### TASK GOAL
Please repeat the data below exactly, with the pictures removed.

[Excerpts from a dataset]
..............................

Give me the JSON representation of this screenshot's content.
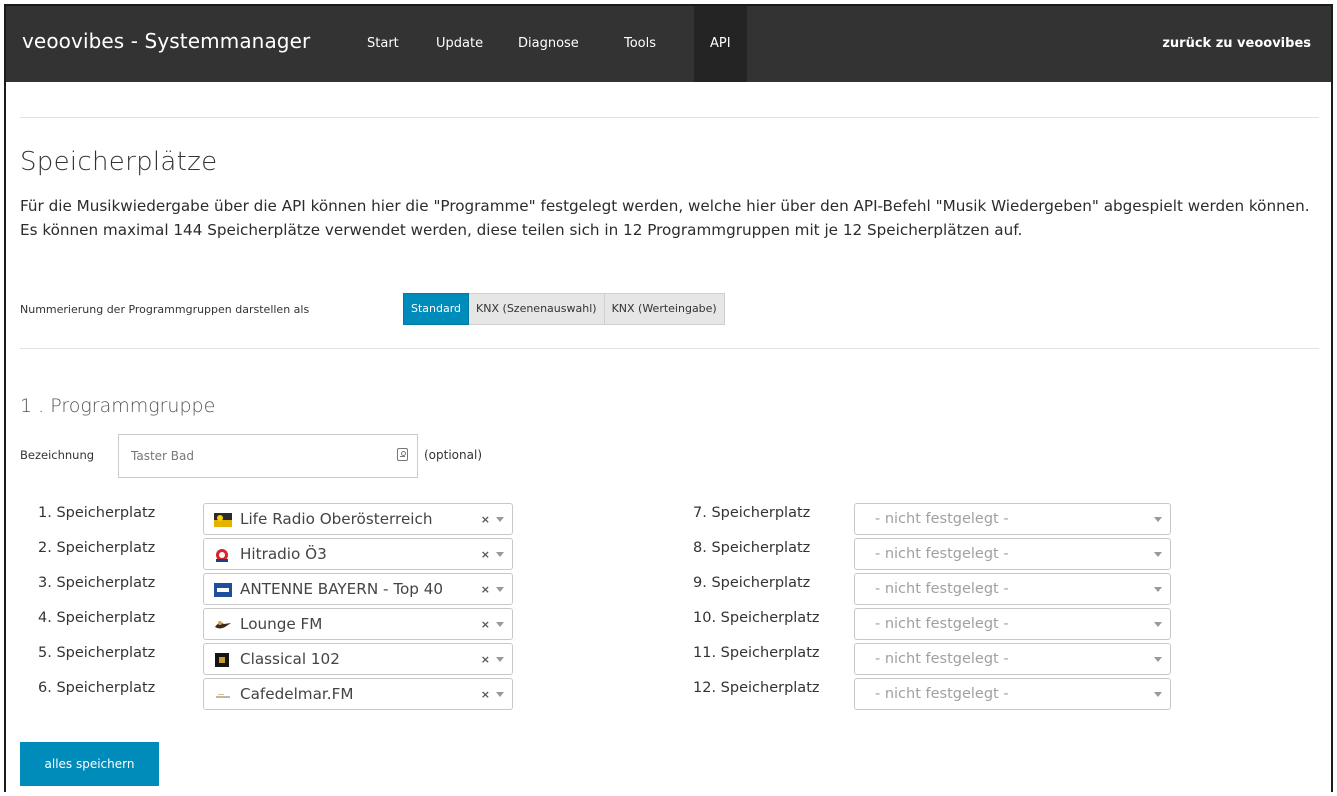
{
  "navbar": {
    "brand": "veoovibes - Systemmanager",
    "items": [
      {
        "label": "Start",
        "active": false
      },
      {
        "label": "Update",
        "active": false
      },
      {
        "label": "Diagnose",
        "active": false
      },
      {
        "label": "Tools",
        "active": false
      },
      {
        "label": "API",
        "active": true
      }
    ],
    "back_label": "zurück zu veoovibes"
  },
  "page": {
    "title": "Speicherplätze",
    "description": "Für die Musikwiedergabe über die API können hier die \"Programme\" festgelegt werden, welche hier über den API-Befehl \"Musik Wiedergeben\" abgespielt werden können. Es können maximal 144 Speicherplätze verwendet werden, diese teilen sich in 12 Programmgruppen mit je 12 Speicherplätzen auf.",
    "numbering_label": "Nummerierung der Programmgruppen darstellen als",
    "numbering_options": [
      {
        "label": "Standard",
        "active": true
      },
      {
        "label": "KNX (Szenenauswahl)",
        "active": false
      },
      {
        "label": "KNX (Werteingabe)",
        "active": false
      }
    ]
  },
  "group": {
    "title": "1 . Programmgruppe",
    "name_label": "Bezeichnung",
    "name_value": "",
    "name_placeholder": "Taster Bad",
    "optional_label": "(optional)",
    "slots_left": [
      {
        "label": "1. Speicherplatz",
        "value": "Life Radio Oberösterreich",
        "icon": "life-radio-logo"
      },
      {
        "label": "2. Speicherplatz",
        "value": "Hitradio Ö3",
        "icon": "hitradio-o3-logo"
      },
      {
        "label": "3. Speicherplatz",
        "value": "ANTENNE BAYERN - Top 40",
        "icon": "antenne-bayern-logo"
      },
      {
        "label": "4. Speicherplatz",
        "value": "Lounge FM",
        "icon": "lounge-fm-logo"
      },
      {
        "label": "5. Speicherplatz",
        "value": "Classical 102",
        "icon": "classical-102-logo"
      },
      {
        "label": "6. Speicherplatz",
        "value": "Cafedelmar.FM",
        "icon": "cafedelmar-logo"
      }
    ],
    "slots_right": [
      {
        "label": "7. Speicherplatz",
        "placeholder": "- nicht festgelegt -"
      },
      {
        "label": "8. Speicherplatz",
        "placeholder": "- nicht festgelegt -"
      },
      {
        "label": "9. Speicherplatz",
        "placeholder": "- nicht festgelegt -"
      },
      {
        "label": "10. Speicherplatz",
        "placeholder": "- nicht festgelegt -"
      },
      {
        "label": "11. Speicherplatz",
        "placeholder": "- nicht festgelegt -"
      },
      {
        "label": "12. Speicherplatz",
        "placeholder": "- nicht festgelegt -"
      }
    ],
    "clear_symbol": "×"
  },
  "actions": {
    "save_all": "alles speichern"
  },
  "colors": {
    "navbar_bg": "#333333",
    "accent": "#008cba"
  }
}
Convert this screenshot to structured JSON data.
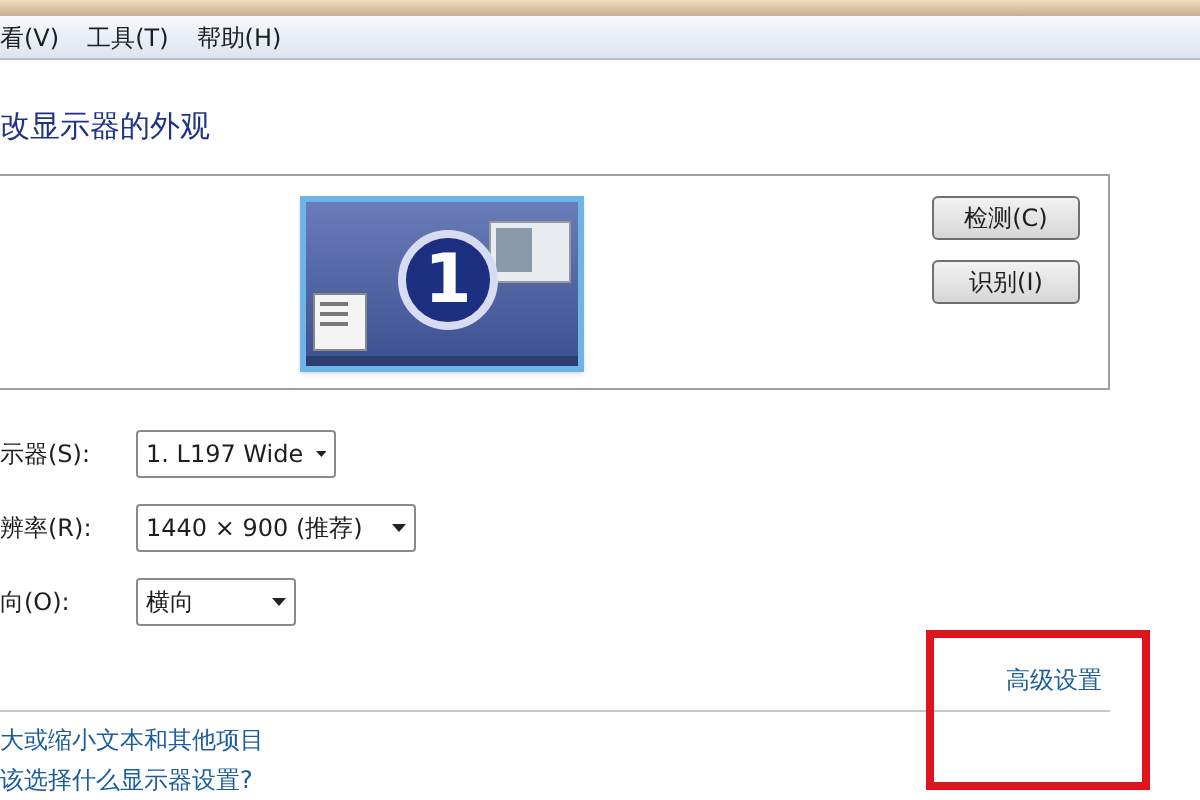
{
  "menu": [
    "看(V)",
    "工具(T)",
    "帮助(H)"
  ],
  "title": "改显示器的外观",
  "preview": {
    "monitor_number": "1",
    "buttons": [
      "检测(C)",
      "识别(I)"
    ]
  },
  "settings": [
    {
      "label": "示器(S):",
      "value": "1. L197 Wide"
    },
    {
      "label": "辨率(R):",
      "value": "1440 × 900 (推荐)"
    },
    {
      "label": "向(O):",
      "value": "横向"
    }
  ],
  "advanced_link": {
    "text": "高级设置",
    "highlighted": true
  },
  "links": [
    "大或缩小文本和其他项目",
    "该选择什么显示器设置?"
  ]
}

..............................

### SOLUTION FOR THIS TASK
Give me the JSON representation of this screenshot's content.
{
  "navbar": {
    "brand": "veoovibes - Systemmanager",
    "items": [
      {
        "label": "Start",
        "active": false
      },
      {
        "label": "Update",
        "active": false
      },
      {
        "label": "Diagnose",
        "active": false
      },
      {
        "label": "Tools",
        "active": false
      },
      {
        "label": "API",
        "active": true
      }
    ],
    "back_label": "zurück zu veoovibes"
  },
  "page": {
    "title": "Speicherplätze",
    "description": "Für die Musikwiedergabe über die API können hier die \"Programme\" festgelegt werden, welche hier über den API-Befehl \"Musik Wiedergeben\" abgespielt werden können. Es können maximal 144 Speicherplätze verwendet werden, diese teilen sich in 12 Programmgruppen mit je 12 Speicherplätzen auf.",
    "numbering_label": "Nummerierung der Programmgruppen darstellen als",
    "numbering_options": [
      {
        "label": "Standard",
        "active": true
      },
      {
        "label": "KNX (Szenenauswahl)",
        "active": false
      },
      {
        "label": "KNX (Werteingabe)",
        "active": false
      }
    ]
  },
  "group": {
    "title": "1 . Programmgruppe",
    "name_label": "Bezeichnung",
    "name_value": "",
    "name_placeholder": "Taster Bad",
    "optional_label": "(optional)",
    "slots_left": [
      {
        "label": "1. Speicherplatz",
        "value": "Life Radio Oberösterreich",
        "icon": "life-radio-logo"
      },
      {
        "label": "2. Speicherplatz",
        "value": "Hitradio Ö3",
        "icon": "hitradio-o3-logo"
      },
      {
        "label": "3. Speicherplatz",
        "value": "ANTENNE BAYERN - Top 40",
        "icon": "antenne-bayern-logo"
      },
      {
        "label": "4. Speicherplatz",
        "value": "Lounge FM",
        "icon": "lounge-fm-logo"
      },
      {
        "label": "5. Speicherplatz",
        "value": "Classical 102",
        "icon": "classical-102-logo"
      },
      {
        "label": "6. Speicherplatz",
        "value": "Cafedelmar.FM",
        "icon": "cafedelmar-logo"
      }
    ],
    "slots_right": [
      {
        "label": "7. Speicherplatz",
        "placeholder": "- nicht festgelegt -"
      },
      {
        "label": "8. Speicherplatz",
        "placeholder": "- nicht festgelegt -"
      },
      {
        "label": "9. Speicherplatz",
        "placeholder": "- nicht festgelegt -"
      },
      {
        "label": "10. Speicherplatz",
        "placeholder": "- nicht festgelegt -"
      },
      {
        "label": "11. Speicherplatz",
        "placeholder": "- nicht festgelegt -"
      },
      {
        "label": "12. Speicherplatz",
        "placeholder": "- nicht festgelegt -"
      }
    ],
    "clear_symbol": "×"
  },
  "actions": {
    "save_all": "alles speichern"
  },
  "colors": {
    "navbar_bg": "#333333",
    "accent": "#008cba"
  }
}
Convert this screenshot to structured JSON data.
{
  "menu": [
    "看(V)",
    "工具(T)",
    "帮助(H)"
  ],
  "title": "改显示器的外观",
  "preview": {
    "monitor_number": "1",
    "buttons": [
      "检测(C)",
      "识别(I)"
    ]
  },
  "settings": [
    {
      "label": "示器(S):",
      "value": "1. L197 Wide"
    },
    {
      "label": "辨率(R):",
      "value": "1440 × 900 (推荐)"
    },
    {
      "label": "向(O):",
      "value": "横向"
    }
  ],
  "advanced_link": {
    "text": "高级设置",
    "highlighted": true
  },
  "links": [
    "大或缩小文本和其他项目",
    "该选择什么显示器设置?"
  ]
}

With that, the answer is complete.